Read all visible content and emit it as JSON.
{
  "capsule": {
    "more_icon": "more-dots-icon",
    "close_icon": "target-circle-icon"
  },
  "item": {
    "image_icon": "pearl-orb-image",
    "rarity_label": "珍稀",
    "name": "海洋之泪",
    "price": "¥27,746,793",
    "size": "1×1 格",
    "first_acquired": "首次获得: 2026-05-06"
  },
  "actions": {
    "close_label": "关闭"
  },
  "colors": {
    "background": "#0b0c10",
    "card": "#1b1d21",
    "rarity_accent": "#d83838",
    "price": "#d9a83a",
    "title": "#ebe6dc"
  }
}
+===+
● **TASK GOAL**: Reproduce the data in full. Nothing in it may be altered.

● **RESULT FOR THIS TASK**:
Read all visible content and emit it as JSON.
{
  "capsule": {
    "more_icon": "more-dots-icon",
    "close_icon": "target-circle-icon"
  },
  "item": {
    "image_icon": "pearl-orb-image",
    "rarity_label": "珍稀",
    "name": "海洋之泪",
    "price": "¥27,746,793",
    "size": "1×1 格",
    "first_acquired": "首次获得: 2026-05-06"
  },
  "actions": {
    "close_label": "关闭"
  },
  "colors": {
    "background": "#0b0c10",
    "card": "#1b1d21",
    "rarity_accent": "#d83838",
    "price": "#d9a83a",
    "title": "#ebe6dc"
  }
}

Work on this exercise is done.